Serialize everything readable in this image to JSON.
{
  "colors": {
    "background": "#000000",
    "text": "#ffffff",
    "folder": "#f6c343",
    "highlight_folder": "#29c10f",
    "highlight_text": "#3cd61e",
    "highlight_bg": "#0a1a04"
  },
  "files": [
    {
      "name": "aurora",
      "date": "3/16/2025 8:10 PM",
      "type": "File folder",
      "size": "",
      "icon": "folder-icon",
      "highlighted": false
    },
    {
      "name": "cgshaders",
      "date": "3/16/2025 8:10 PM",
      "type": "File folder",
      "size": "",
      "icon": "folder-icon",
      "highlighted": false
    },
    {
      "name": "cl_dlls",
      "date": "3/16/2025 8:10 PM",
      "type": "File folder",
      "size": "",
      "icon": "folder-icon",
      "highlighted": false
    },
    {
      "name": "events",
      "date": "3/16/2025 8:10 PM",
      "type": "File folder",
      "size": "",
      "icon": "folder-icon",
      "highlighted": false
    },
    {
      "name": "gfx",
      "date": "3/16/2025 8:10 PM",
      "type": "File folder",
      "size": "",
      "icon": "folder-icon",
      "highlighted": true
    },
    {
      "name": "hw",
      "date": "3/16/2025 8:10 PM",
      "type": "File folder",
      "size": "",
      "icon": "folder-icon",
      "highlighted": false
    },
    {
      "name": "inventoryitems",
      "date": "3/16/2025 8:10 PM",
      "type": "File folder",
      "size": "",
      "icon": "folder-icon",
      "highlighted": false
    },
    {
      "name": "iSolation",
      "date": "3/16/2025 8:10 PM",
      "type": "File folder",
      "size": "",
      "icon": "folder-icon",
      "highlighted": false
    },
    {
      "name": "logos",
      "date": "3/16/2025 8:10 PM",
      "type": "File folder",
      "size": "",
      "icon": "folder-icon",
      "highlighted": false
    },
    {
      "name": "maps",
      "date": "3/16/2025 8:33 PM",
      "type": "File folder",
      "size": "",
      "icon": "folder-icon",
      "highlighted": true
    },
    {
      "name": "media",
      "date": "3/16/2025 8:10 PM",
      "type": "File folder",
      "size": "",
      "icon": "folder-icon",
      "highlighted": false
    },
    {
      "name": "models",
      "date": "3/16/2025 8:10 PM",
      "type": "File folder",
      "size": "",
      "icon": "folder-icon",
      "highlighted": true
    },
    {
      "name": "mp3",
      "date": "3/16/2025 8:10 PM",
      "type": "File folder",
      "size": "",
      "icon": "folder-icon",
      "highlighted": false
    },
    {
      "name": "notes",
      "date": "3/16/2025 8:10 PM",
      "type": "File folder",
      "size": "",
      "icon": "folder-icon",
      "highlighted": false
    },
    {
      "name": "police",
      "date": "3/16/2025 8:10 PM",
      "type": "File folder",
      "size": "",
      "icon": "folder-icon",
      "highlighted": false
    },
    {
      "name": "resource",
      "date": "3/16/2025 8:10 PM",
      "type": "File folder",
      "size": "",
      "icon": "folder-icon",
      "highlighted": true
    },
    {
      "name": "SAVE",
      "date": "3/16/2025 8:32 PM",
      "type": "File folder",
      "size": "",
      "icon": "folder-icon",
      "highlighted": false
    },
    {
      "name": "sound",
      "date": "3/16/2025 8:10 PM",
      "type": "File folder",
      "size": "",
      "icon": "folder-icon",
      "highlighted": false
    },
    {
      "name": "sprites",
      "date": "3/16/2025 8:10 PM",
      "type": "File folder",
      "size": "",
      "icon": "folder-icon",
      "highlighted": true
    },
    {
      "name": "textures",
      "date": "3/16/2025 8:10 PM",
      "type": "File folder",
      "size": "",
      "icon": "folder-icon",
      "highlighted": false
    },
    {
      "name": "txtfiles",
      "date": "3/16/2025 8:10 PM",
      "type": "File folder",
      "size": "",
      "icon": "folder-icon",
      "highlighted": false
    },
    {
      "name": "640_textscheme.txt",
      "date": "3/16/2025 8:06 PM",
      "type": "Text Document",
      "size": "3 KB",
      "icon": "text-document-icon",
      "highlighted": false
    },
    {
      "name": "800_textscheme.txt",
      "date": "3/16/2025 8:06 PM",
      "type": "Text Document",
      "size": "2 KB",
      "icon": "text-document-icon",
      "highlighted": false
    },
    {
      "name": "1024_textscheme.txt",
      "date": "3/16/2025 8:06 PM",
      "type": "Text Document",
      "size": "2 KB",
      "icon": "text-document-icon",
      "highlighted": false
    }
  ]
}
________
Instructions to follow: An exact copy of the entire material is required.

Task output:
Serialize everything readable in this image to JSON.
{
  "colors": {
    "background": "#000000",
    "text": "#ffffff",
    "folder": "#f6c343",
    "highlight_folder": "#29c10f",
    "highlight_text": "#3cd61e",
    "highlight_bg": "#0a1a04"
  },
  "files": [
    {
      "name": "aurora",
      "date": "3/16/2025 8:10 PM",
      "type": "File folder",
      "size": "",
      "icon": "folder-icon",
      "highlighted": false
    },
    {
      "name": "cgshaders",
      "date": "3/16/2025 8:10 PM",
      "type": "File folder",
      "size": "",
      "icon": "folder-icon",
      "highlighted": false
    },
    {
      "name": "cl_dlls",
      "date": "3/16/2025 8:10 PM",
      "type": "File folder",
      "size": "",
      "icon": "folder-icon",
      "highlighted": false
    },
    {
      "name": "events",
      "date": "3/16/2025 8:10 PM",
      "type": "File folder",
      "size": "",
      "icon": "folder-icon",
      "highlighted": false
    },
    {
      "name": "gfx",
      "date": "3/16/2025 8:10 PM",
      "type": "File folder",
      "size": "",
      "icon": "folder-icon",
      "highlighted": true
    },
    {
      "name": "hw",
      "date": "3/16/2025 8:10 PM",
      "type": "File folder",
      "size": "",
      "icon": "folder-icon",
      "highlighted": false
    },
    {
      "name": "inventoryitems",
      "date": "3/16/2025 8:10 PM",
      "type": "File folder",
      "size": "",
      "icon": "folder-icon",
      "highlighted": false
    },
    {
      "name": "iSolation",
      "date": "3/16/2025 8:10 PM",
      "type": "File folder",
      "size": "",
      "icon": "folder-icon",
      "highlighted": false
    },
    {
      "name": "logos",
      "date": "3/16/2025 8:10 PM",
      "type": "File folder",
      "size": "",
      "icon": "folder-icon",
      "highlighted": false
    },
    {
      "name": "maps",
      "date": "3/16/2025 8:33 PM",
      "type": "File folder",
      "size": "",
      "icon": "folder-icon",
      "highlighted": true
    },
    {
      "name": "media",
      "date": "3/16/2025 8:10 PM",
      "type": "File folder",
      "size": "",
      "icon": "folder-icon",
      "highlighted": false
    },
    {
      "name": "models",
      "date": "3/16/2025 8:10 PM",
      "type": "File folder",
      "size": "",
      "icon": "folder-icon",
      "highlighted": true
    },
    {
      "name": "mp3",
      "date": "3/16/2025 8:10 PM",
      "type": "File folder",
      "size": "",
      "icon": "folder-icon",
      "highlighted": false
    },
    {
      "name": "notes",
      "date": "3/16/2025 8:10 PM",
      "type": "File folder",
      "size": "",
      "icon": "folder-icon",
      "highlighted": false
    },
    {
      "name": "police",
      "date": "3/16/2025 8:10 PM",
      "type": "File folder",
      "size": "",
      "icon": "folder-icon",
      "highlighted": false
    },
    {
      "name": "resource",
      "date": "3/16/2025 8:10 PM",
      "type": "File folder",
      "size": "",
      "icon": "folder-icon",
      "highlighted": true
    },
    {
      "name": "SAVE",
      "date": "3/16/2025 8:32 PM",
      "type": "File folder",
      "size": "",
      "icon": "folder-icon",
      "highlighted": false
    },
    {
      "name": "sound",
      "date": "3/16/2025 8:10 PM",
      "type": "File folder",
      "size": "",
      "icon": "folder-icon",
      "highlighted": false
    },
    {
      "name": "sprites",
      "date": "3/16/2025 8:10 PM",
      "type": "File folder",
      "size": "",
      "icon": "folder-icon",
      "highlighted": true
    },
    {
      "name": "textures",
      "date": "3/16/2025 8:10 PM",
      "type": "File folder",
      "size": "",
      "icon": "folder-icon",
      "highlighted": false
    },
    {
      "name": "txtfiles",
      "date": "3/16/2025 8:10 PM",
      "type": "File folder",
      "size": "",
      "icon": "folder-icon",
      "highlighted": false
    },
    {
      "name": "640_textscheme.txt",
      "date": "3/16/2025 8:06 PM",
      "type": "Text Document",
      "size": "3 KB",
      "icon": "text-document-icon",
      "highlighted": false
    },
    {
      "name": "800_textscheme.txt",
      "date": "3/16/2025 8:06 PM",
      "type": "Text Document",
      "size": "2 KB",
      "icon": "text-document-icon",
      "highlighted": false
    },
    {
      "name": "1024_textscheme.txt",
      "date": "3/16/2025 8:06 PM",
      "type": "Text Document",
      "size": "2 KB",
      "icon": "text-document-icon",
      "highlighted": false
    }
  ]
}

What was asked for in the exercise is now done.